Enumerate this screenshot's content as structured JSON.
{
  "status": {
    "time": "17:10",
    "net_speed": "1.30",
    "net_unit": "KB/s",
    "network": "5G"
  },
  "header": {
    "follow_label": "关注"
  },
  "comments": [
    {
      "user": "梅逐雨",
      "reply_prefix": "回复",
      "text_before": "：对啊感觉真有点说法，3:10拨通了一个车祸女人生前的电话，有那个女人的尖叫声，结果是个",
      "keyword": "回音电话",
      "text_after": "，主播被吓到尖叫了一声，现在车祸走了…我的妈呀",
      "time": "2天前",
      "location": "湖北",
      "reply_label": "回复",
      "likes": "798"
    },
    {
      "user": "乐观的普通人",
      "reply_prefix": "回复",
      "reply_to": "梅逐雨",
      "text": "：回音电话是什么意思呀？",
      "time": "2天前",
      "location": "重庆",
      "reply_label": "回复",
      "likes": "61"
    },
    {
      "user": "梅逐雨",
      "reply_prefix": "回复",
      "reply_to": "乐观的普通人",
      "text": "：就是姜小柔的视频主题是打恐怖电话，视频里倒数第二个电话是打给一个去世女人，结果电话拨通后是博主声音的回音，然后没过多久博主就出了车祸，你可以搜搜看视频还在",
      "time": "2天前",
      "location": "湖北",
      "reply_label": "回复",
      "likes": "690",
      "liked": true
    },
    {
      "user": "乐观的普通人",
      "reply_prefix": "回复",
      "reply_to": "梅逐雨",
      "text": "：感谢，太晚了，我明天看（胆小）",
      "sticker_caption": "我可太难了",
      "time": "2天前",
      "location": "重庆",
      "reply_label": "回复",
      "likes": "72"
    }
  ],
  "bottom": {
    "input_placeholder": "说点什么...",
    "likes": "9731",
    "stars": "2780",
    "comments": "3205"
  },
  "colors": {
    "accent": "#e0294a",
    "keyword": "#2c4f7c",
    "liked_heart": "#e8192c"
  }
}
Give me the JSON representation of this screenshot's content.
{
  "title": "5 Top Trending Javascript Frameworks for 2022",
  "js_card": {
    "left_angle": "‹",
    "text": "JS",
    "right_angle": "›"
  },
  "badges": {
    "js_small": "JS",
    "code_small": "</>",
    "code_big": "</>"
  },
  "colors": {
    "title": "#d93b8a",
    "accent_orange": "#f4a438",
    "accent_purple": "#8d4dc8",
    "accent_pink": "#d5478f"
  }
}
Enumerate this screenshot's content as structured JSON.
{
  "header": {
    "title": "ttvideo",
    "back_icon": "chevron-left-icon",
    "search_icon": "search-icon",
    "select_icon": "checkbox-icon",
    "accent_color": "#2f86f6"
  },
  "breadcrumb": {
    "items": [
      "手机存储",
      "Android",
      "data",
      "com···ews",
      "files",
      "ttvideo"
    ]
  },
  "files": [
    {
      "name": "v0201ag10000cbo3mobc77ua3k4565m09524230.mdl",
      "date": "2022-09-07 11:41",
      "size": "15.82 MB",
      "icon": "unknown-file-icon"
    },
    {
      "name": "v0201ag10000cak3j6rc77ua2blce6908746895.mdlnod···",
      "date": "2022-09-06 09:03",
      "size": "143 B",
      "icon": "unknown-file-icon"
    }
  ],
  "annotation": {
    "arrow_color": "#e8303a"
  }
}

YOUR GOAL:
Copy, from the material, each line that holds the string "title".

OUTPUT OF THE EXERCISE:
  "title": "5 Top Trending Javascript Frameworks for 2022",
    "title": "#d93b8a",
    "title": "ttvideo",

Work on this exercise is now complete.